Ubisoft Employee Says Publishers Want PC Games Downgraded to Console Visuals
When the retail version of Watch Dogs was released in May, many people accused Ubisoft of downgrading the visuals from the E3 2012 reveal trailer for two reasons. Some said that Ubisoft basically lied about the capability of next-gen consoles with their original gameplay video. The second accusation was that Ubisoft downgraded the PC versions visuals to keep the visuals in line with that of those next-gen consoles.
Well, it turns out that both might be true after what an anonymous Ubisoft employee said. He told What If Gaming that publishers are pressing developers to close the visual gap between the PC and console versions of games so gamers don’t pass on the consoles for a gaming PC instead.
WIG’s source, whose employment in Ubisoft Massive’s graphics department was confirmed by What If Gaming prior to running with the story, told the publication:
“There is definitely a lot of push coming from publishers to not make the experience so different on consoles as to alienate people into thinking that next generation is not as powerful as PC. This is probably what happened at Ubisoft Montreal. I think that while making stability changes is definitely important, it does not completely obliterate a lot of enhanced rendering applications.”

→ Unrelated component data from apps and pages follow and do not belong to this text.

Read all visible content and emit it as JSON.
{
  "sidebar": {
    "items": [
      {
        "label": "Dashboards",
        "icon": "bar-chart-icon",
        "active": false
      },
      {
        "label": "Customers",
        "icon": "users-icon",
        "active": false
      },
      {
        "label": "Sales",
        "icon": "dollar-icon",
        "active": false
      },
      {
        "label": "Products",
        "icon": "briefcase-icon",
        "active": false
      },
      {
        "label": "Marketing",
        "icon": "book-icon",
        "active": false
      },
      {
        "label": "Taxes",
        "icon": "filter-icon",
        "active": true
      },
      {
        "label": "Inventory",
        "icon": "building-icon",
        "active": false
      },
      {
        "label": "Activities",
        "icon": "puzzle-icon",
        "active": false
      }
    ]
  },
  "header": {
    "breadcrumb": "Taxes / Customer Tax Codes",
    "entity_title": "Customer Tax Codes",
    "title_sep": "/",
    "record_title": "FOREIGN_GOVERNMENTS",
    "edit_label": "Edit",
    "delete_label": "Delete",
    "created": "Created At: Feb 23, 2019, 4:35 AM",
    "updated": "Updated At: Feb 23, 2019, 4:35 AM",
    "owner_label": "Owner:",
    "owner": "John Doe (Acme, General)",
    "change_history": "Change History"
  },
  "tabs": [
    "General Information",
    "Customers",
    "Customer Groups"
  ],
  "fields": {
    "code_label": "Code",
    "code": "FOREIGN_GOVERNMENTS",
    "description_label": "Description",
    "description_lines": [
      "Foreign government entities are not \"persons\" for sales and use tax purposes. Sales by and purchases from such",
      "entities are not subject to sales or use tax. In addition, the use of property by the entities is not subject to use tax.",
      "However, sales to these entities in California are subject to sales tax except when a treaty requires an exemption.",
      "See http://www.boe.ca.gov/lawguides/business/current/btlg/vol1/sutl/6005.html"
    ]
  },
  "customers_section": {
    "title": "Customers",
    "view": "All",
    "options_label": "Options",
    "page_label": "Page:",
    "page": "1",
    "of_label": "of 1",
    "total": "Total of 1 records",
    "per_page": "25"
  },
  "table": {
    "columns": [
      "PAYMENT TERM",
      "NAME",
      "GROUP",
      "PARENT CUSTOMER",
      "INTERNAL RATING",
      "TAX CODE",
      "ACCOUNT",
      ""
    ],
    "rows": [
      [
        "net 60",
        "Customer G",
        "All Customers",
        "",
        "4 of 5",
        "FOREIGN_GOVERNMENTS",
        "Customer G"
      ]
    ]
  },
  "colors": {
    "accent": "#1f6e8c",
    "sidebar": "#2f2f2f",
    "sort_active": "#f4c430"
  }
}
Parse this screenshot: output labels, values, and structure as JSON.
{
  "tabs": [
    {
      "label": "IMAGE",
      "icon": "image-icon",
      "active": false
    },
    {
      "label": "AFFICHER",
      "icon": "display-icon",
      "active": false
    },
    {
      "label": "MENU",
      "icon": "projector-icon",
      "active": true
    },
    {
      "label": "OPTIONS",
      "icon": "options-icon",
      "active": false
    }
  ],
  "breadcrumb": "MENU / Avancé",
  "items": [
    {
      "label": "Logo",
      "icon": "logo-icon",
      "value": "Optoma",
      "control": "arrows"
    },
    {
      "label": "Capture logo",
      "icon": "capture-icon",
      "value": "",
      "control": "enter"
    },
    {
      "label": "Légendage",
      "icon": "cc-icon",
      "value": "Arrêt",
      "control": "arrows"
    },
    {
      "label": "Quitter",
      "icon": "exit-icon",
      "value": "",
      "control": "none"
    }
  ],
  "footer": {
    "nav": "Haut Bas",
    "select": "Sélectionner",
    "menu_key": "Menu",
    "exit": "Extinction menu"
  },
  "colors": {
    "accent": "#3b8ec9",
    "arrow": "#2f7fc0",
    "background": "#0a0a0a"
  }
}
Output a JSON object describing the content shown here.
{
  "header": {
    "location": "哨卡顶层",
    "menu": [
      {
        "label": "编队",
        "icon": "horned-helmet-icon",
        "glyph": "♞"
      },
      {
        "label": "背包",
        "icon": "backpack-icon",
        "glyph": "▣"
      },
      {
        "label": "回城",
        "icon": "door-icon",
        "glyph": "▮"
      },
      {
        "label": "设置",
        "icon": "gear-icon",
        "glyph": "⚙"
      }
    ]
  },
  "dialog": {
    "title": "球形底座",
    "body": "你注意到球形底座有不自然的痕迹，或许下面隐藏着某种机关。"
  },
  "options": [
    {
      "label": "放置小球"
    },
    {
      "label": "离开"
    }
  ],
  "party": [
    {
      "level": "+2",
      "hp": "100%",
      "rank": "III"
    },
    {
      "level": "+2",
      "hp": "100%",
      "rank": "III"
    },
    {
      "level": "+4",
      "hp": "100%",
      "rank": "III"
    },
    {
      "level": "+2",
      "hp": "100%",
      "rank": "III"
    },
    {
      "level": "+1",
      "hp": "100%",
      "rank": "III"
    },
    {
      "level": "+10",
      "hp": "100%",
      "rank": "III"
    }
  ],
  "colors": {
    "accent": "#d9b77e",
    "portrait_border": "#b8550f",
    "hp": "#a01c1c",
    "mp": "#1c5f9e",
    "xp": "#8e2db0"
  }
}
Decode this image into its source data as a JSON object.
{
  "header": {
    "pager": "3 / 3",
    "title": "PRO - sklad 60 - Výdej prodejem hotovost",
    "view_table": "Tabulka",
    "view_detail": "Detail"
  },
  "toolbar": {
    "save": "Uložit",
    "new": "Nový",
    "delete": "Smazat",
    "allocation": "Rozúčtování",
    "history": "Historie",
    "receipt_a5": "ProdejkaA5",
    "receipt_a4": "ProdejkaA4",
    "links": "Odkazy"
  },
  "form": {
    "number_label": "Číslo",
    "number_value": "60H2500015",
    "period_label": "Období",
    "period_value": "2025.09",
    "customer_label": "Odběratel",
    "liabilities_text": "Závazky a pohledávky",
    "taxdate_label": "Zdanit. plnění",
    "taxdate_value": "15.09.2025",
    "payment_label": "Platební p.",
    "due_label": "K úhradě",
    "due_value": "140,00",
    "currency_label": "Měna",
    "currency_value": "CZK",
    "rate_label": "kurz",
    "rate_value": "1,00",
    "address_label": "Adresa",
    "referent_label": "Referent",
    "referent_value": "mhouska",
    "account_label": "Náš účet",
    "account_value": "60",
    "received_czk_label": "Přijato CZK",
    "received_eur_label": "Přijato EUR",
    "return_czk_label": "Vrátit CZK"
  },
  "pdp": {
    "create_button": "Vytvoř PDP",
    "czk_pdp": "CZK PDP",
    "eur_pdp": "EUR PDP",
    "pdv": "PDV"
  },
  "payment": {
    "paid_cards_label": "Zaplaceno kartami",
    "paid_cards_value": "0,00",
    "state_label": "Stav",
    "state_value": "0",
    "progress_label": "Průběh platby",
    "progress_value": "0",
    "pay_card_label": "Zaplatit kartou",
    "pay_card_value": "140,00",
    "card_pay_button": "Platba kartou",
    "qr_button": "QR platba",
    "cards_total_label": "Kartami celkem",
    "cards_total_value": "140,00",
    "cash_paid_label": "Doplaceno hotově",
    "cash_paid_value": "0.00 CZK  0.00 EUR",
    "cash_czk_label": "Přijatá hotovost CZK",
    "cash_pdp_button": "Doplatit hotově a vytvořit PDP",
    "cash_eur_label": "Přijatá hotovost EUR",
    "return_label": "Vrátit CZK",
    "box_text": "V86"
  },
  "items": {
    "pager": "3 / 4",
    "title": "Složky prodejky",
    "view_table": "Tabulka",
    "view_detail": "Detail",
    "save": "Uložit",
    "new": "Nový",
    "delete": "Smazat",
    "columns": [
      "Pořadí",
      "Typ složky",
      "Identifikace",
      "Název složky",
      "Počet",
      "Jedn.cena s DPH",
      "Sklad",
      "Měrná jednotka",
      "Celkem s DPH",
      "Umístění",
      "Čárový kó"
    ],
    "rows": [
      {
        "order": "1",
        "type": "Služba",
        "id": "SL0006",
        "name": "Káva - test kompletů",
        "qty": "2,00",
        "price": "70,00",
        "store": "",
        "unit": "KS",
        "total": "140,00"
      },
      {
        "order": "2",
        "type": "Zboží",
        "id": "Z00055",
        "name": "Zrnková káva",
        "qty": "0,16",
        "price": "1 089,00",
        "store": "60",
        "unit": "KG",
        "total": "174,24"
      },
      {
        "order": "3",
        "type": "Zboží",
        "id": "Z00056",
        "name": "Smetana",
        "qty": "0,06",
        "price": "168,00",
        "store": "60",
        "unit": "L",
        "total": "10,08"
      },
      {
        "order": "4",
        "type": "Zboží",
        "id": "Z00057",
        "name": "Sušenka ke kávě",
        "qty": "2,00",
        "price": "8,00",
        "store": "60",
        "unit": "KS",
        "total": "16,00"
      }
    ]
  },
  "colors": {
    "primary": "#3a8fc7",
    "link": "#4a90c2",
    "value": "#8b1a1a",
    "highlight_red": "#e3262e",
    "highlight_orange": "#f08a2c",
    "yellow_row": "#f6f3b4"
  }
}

As such, when talking about the visual downgrades that have occurred to The Division, the game he’s working on for Ubisoft, during the twelve months between E3 demos, the source referred to the changes as being, “definitely is not just stability but marketing politics plays into this a lot as well.”
Now, we should all be a bit wary of single-sourced stories. The first rule of journalism is that you should run when you get two sources. Just look what happened with the reports of Visceral Montreal’s closure and EA’s interference with the Dead Space franchise that everyone and their mother denied.
That little disclaimer out of the way, given what we’ve seen from Ubisoft and the PC release of Watch Dogs, visual downgrades to keep the PC and console versions of games similar seems par for the course from Ubisoft. If you take one source and the circumstantial evidence from one live example and it might be enough to make a case that Ubisoft is actually trying to protect consoles by downgrading the visuals of their PC games.
The natural counter-argument is that visuals aren’t the be all and end all of video games and that we should be most concerned with the actual gameplay. However, that’s but one component of a game. Sure, a game can succeed or fail on the quality of the gameplay but there is still the story, the visuals and the audio that make up a game. If one of those core components are disappointing, it can drag the whole game down too.
Maybe the moral the story is that gamers are getting increasingly tired of the so-called bullshots that make up video game marketing and promotion. While complaining online sends a message to the people making the game, it doesn’t send a message higher up the company. To do that, we have to stop buying games with massive visual downgrades. That’s never going to be more than words, though, and that means that we’re going to be stuck in this rut for a while.
Source: What If Gaming